These boomers truly enjoy living in a building with younger residents. "People assume they want to be separated, but they really appreciate the energy," says Davidson.
Boomers at Broadstone Koi also embrace modern trends their millennial counterparts enjoy, such as telecommuting. "We see just as many 55-year-old executives in the lobby utilizing the [business] space," says Davidson.
To help the company serve customers with different needs and ages, Alliance takes a "consultative" approach to leasing. That means spending more time to get to know individual prospective residents and finding out what they need, as if the leasing team were consultants working for the renter.
"Our sales experience needs to be relevant to them," says Davidson. "We need to get to know them in ways that are more meaningful than before."
This approach helps the leasing staff focus on the features and amenities that prospects actually care about.
Though they may enjoy some of the same communities and amenities, the paths boomers and millennials take to get to them can differ significantly.
Boomers, for example, can take much longer to decide to move—often for the simple reason that they may have been living in the same home for quite some time, with a significant amount of furniture and other possessions to deal with.
"They're much more thoughtful about the decision [to move]," says Davidson.

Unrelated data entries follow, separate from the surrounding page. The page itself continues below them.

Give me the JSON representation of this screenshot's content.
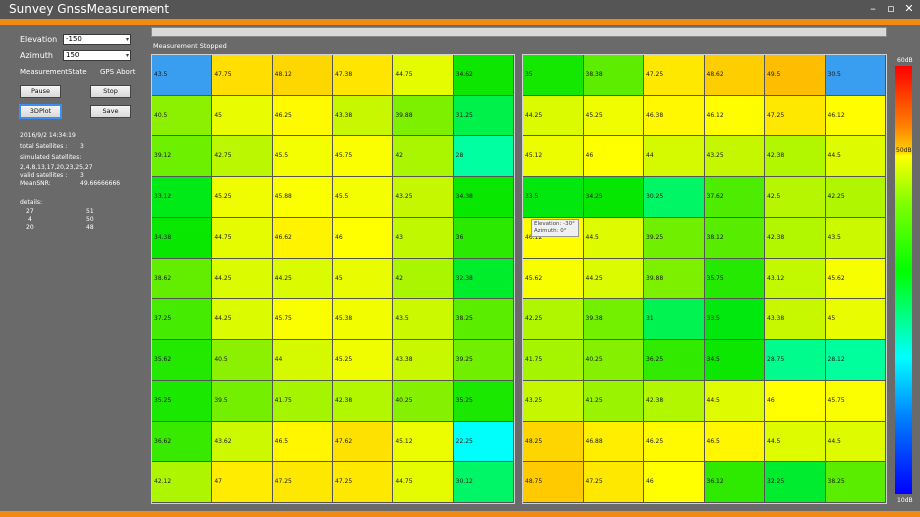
{
  "app": {
    "title": "Sunvey GnssMeasurement",
    "version": "v1.2.3",
    "minimize": "–",
    "maximize": "▫",
    "close": "✕"
  },
  "controls": {
    "elevation_label": "Elevation",
    "elevation_value": "-150",
    "azimuth_label": "Azimuth",
    "azimuth_value": "150",
    "state_label": "MeasurementState",
    "state_value": "GPS Abort",
    "pause": "Pause",
    "stop": "Stop",
    "plot3d": "3DPlot",
    "save": "Save"
  },
  "info": {
    "datetime": "2016/9/2 14:34:19",
    "total_sat_label": "total Satellites :",
    "total_sat_value": "3",
    "sim_label": "simulated Satellites:",
    "sim_list": "2,4,8,13,17,20,23,25,27",
    "valid_label": "valid satellites :",
    "valid_value": "3",
    "snr_label": "MeanSNR:",
    "snr_value": "49.66666666",
    "details_label": "details:",
    "details": [
      [
        "27",
        "51"
      ],
      [
        "4",
        "50"
      ],
      [
        "20",
        "48"
      ]
    ]
  },
  "status": "Measurement Stopped",
  "tooltip": {
    "line1": "Elevation: -30°",
    "line2": "Azimuth: 0°"
  },
  "scale": {
    "top": "60dB",
    "mid": "50dB",
    "bottom": "10dB"
  },
  "colors": {
    "low": "#0000ff",
    "mid": "#00ff00",
    "high": "#ffff00",
    "max": "#ff0000"
  },
  "grid_left": [
    [
      "43.5",
      "47.75",
      "48.12",
      "47.38",
      "44.75",
      "34.62"
    ],
    [
      "40.5",
      "45",
      "46.25",
      "43.38",
      "39.88",
      "31.25"
    ],
    [
      "39.12",
      "42.75",
      "45.5",
      "45.75",
      "42",
      "28"
    ],
    [
      "33.12",
      "45.25",
      "45.88",
      "45.5",
      "43.25",
      "34.38"
    ],
    [
      "34.38",
      "44.75",
      "46.62",
      "46",
      "43",
      "36"
    ],
    [
      "38.62",
      "44.25",
      "44.25",
      "45",
      "42",
      "32.38"
    ],
    [
      "37.25",
      "44.25",
      "45.75",
      "45.38",
      "43.5",
      "38.25"
    ],
    [
      "35.62",
      "40.5",
      "44",
      "45.25",
      "43.38",
      "39.25"
    ],
    [
      "35.25",
      "39.5",
      "41.75",
      "42.38",
      "40.25",
      "35.25"
    ],
    [
      "36.62",
      "43.62",
      "46.5",
      "47.62",
      "45.12",
      "22.25"
    ],
    [
      "42.12",
      "47",
      "47.25",
      "47.25",
      "44.75",
      "30.12"
    ]
  ],
  "grid_right": [
    [
      "35",
      "38.38",
      "47.25",
      "48.62",
      "49.5",
      "30.5"
    ],
    [
      "44.25",
      "45.25",
      "46.38",
      "46.12",
      "47.25",
      "46.12"
    ],
    [
      "45.12",
      "46",
      "44",
      "43.25",
      "42.38",
      "44.5"
    ],
    [
      "33.5",
      "34.25",
      "30.25",
      "37.62",
      "42.5",
      "42.25"
    ],
    [
      "46.12",
      "44.5",
      "39.25",
      "38.12",
      "42.38",
      "43.5"
    ],
    [
      "45.62",
      "44.25",
      "39.88",
      "35.75",
      "43.12",
      "45.62"
    ],
    [
      "42.25",
      "39.38",
      "31",
      "33.5",
      "43.38",
      "45"
    ],
    [
      "41.75",
      "40.25",
      "36.25",
      "34.5",
      "28.75",
      "28.12"
    ],
    [
      "43.25",
      "41.25",
      "42.38",
      "44.5",
      "46",
      "45.75"
    ],
    [
      "48.25",
      "46.88",
      "46.25",
      "46.5",
      "44.5",
      "44.5"
    ],
    [
      "48.75",
      "47.25",
      "46",
      "36.12",
      "32.25",
      "38.25"
    ]
  ]
}
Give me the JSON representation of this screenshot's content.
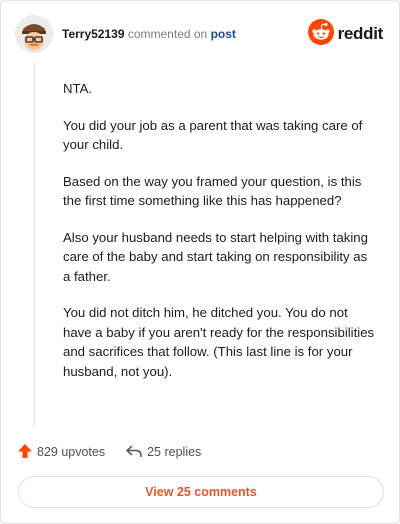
{
  "header": {
    "username": "Terry52139",
    "commented_on": "commented on",
    "post_link": "post",
    "logo_text": "reddit"
  },
  "comment": {
    "paragraphs": [
      "NTA.",
      "You did your job as a parent that was taking care of your child.",
      "Based on the way you framed your question, is this the first time something like this has happened?",
      "Also your husband needs to start helping with taking care of the baby and start taking on responsibility as a father.",
      "You did not ditch him, he ditched you. You do not have a baby if you aren't ready for the responsibilities and sacrifices that follow. (This last line is for your husband, not you)."
    ]
  },
  "actions": {
    "upvotes": "829 upvotes",
    "replies": "25 replies"
  },
  "footer": {
    "view_comments": "View 25 comments"
  },
  "colors": {
    "upvote": "#ff4500",
    "link": "#1a4e8c",
    "view_button_text": "#e0582b",
    "reddit_logo": "#ff4500"
  },
  "icons": {
    "avatar": "avatar",
    "logo": "reddit-logo-icon",
    "upvote": "upvote-arrow-icon",
    "reply": "reply-arrow-icon"
  }
}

Boomers are also likely to pay several visits to an apartment development before they're willing to commit. "One we gain their initial interest, it's a much more intensive process of selling," says Holland's McDonald.
However, when boomers do finally decide to sign a lease, they can move quickly. "Their decision is much less influenced by others when they know they're ready," says Davidson.
In contrast, millennials often bring friends and family to see an apartment they're seriously considering—in addition to sometimes posting photos on Facebook.
Boomers can also require more personal attention from property owners after move-in. "Once they're customers, they require a lot more communication and a lot more face-to-face time," says Davidson.
And when it comes to renewing a lease, millennials are more likely to complete the whole transaction by e-mail or chat. "Baby boomers are going to want to come down and talk it through with you," says Davidson.
Diverse, sophisticated, and thoughtful—traits that describe not only baby boomers themselves but the marketing approach best likely to win their hearts.